Items listed in a dataset:
----------------

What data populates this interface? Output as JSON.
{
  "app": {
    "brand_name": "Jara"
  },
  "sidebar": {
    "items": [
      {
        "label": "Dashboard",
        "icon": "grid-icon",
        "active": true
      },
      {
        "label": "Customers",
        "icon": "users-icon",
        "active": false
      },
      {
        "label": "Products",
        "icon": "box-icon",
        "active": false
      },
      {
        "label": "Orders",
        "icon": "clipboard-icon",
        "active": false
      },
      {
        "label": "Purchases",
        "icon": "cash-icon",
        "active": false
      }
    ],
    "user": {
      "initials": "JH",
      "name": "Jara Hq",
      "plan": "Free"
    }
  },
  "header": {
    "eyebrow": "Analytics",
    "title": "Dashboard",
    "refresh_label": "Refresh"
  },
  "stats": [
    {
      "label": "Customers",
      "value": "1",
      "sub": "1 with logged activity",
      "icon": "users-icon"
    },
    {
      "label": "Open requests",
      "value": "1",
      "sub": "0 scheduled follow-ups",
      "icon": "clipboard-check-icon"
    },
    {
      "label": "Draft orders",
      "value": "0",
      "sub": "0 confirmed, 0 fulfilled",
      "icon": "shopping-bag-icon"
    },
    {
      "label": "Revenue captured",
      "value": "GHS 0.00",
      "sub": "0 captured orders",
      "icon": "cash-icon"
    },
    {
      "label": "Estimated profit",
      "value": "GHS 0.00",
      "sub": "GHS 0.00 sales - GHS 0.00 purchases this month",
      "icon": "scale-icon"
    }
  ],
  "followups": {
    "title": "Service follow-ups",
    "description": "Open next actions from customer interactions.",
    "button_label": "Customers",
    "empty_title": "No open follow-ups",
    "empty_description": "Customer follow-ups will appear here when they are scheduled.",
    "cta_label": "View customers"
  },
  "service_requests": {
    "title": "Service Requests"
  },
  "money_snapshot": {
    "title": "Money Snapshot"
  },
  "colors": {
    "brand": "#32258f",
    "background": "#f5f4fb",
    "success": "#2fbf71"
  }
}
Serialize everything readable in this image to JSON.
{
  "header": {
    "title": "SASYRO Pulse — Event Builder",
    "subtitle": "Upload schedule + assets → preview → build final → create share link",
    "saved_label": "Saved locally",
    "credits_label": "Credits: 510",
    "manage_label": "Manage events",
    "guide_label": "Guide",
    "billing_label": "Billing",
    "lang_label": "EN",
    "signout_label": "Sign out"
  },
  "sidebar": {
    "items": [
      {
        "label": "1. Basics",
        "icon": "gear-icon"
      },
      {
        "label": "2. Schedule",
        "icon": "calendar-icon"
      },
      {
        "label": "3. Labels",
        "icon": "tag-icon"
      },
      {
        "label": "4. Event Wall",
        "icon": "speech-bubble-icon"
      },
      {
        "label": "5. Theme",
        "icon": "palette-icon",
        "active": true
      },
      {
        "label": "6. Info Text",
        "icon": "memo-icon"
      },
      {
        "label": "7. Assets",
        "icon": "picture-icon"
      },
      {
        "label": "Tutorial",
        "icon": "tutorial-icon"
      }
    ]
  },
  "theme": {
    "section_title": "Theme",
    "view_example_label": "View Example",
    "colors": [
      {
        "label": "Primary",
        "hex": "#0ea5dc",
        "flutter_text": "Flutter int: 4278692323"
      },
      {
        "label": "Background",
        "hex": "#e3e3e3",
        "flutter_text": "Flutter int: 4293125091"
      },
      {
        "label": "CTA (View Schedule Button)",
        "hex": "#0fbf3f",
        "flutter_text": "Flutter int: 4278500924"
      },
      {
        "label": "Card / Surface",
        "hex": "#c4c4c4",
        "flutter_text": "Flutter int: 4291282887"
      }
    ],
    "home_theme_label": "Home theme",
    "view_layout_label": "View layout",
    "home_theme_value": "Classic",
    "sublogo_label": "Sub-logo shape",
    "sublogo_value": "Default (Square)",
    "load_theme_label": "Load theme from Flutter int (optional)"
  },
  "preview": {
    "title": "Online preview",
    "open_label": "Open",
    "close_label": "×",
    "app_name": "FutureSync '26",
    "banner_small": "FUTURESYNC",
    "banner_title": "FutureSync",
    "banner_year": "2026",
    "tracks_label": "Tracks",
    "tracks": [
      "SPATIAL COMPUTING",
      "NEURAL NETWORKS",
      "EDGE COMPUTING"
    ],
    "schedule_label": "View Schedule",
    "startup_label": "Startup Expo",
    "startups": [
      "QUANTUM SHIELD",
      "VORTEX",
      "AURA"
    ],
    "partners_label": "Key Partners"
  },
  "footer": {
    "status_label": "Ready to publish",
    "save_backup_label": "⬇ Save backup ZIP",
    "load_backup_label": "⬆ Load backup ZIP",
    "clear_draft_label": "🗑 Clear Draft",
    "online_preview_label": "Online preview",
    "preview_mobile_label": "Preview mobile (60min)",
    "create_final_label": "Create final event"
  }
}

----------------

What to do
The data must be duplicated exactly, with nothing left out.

Answer
What data populates this interface? Output as JSON.
{
  "app": {
    "brand_name": "Jara"
  },
  "sidebar": {
    "items": [
      {
        "label": "Dashboard",
        "icon": "grid-icon",
        "active": true
      },
      {
        "label": "Customers",
        "icon": "users-icon",
        "active": false
      },
      {
        "label": "Products",
        "icon": "box-icon",
        "active": false
      },
      {
        "label": "Orders",
        "icon": "clipboard-icon",
        "active": false
      },
      {
        "label": "Purchases",
        "icon": "cash-icon",
        "active": false
      }
    ],
    "user": {
      "initials": "JH",
      "name": "Jara Hq",
      "plan": "Free"
    }
  },
  "header": {
    "eyebrow": "Analytics",
    "title": "Dashboard",
    "refresh_label": "Refresh"
  },
  "stats": [
    {
      "label": "Customers",
      "value": "1",
      "sub": "1 with logged activity",
      "icon": "users-icon"
    },
    {
      "label": "Open requests",
      "value": "1",
      "sub": "0 scheduled follow-ups",
      "icon": "clipboard-check-icon"
    },
    {
      "label": "Draft orders",
      "value": "0",
      "sub": "0 confirmed, 0 fulfilled",
      "icon": "shopping-bag-icon"
    },
    {
      "label": "Revenue captured",
      "value": "GHS 0.00",
      "sub": "0 captured orders",
      "icon": "cash-icon"
    },
    {
      "label": "Estimated profit",
      "value": "GHS 0.00",
      "sub": "GHS 0.00 sales - GHS 0.00 purchases this month",
      "icon": "scale-icon"
    }
  ],
  "followups": {
    "title": "Service follow-ups",
    "description": "Open next actions from customer interactions.",
    "button_label": "Customers",
    "empty_title": "No open follow-ups",
    "empty_description": "Customer follow-ups will appear here when they are scheduled.",
    "cta_label": "View customers"
  },
  "service_requests": {
    "title": "Service Requests"
  },
  "money_snapshot": {
    "title": "Money Snapshot"
  },
  "colors": {
    "brand": "#32258f",
    "background": "#f5f4fb",
    "success": "#2fbf71"
  }
}
Serialize everything readable in this image to JSON.
{
  "header": {
    "title": "SASYRO Pulse — Event Builder",
    "subtitle": "Upload schedule + assets → preview → build final → create share link",
    "saved_label": "Saved locally",
    "credits_label": "Credits: 510",
    "manage_label": "Manage events",
    "guide_label": "Guide",
    "billing_label": "Billing",
    "lang_label": "EN",
    "signout_label": "Sign out"
  },
  "sidebar": {
    "items": [
      {
        "label": "1. Basics",
        "icon": "gear-icon"
      },
      {
        "label": "2. Schedule",
        "icon": "calendar-icon"
      },
      {
        "label": "3. Labels",
        "icon": "tag-icon"
      },
      {
        "label": "4. Event Wall",
        "icon": "speech-bubble-icon"
      },
      {
        "label": "5. Theme",
        "icon": "palette-icon",
        "active": true
      },
      {
        "label": "6. Info Text",
        "icon": "memo-icon"
      },
      {
        "label": "7. Assets",
        "icon": "picture-icon"
      },
      {
        "label": "Tutorial",
        "icon": "tutorial-icon"
      }
    ]
  },
  "theme": {
    "section_title": "Theme",
    "view_example_label": "View Example",
    "colors": [
      {
        "label": "Primary",
        "hex": "#0ea5dc",
        "flutter_text": "Flutter int: 4278692323"
      },
      {
        "label": "Background",
        "hex": "#e3e3e3",
        "flutter_text": "Flutter int: 4293125091"
      },
      {
        "label": "CTA (View Schedule Button)",
        "hex": "#0fbf3f",
        "flutter_text": "Flutter int: 4278500924"
      },
      {
        "label": "Card / Surface",
        "hex": "#c4c4c4",
        "flutter_text": "Flutter int: 4291282887"
      }
    ],
    "home_theme_label": "Home theme",
    "view_layout_label": "View layout",
    "home_theme_value": "Classic",
    "sublogo_label": "Sub-logo shape",
    "sublogo_value": "Default (Square)",
    "load_theme_label": "Load theme from Flutter int (optional)"
  },
  "preview": {
    "title": "Online preview",
    "open_label": "Open",
    "close_label": "×",
    "app_name": "FutureSync '26",
    "banner_small": "FUTURESYNC",
    "banner_title": "FutureSync",
    "banner_year": "2026",
    "tracks_label": "Tracks",
    "tracks": [
      "SPATIAL COMPUTING",
      "NEURAL NETWORKS",
      "EDGE COMPUTING"
    ],
    "schedule_label": "View Schedule",
    "startup_label": "Startup Expo",
    "startups": [
      "QUANTUM SHIELD",
      "VORTEX",
      "AURA"
    ],
    "partners_label": "Key Partners"
  },
  "footer": {
    "status_label": "Ready to publish",
    "save_backup_label": "⬇ Save backup ZIP",
    "load_backup_label": "⬆ Load backup ZIP",
    "clear_draft_label": "🗑 Clear Draft",
    "online_preview_label": "Online preview",
    "preview_mobile_label": "Preview mobile (60min)",
    "create_final_label": "Create final event"
  }
}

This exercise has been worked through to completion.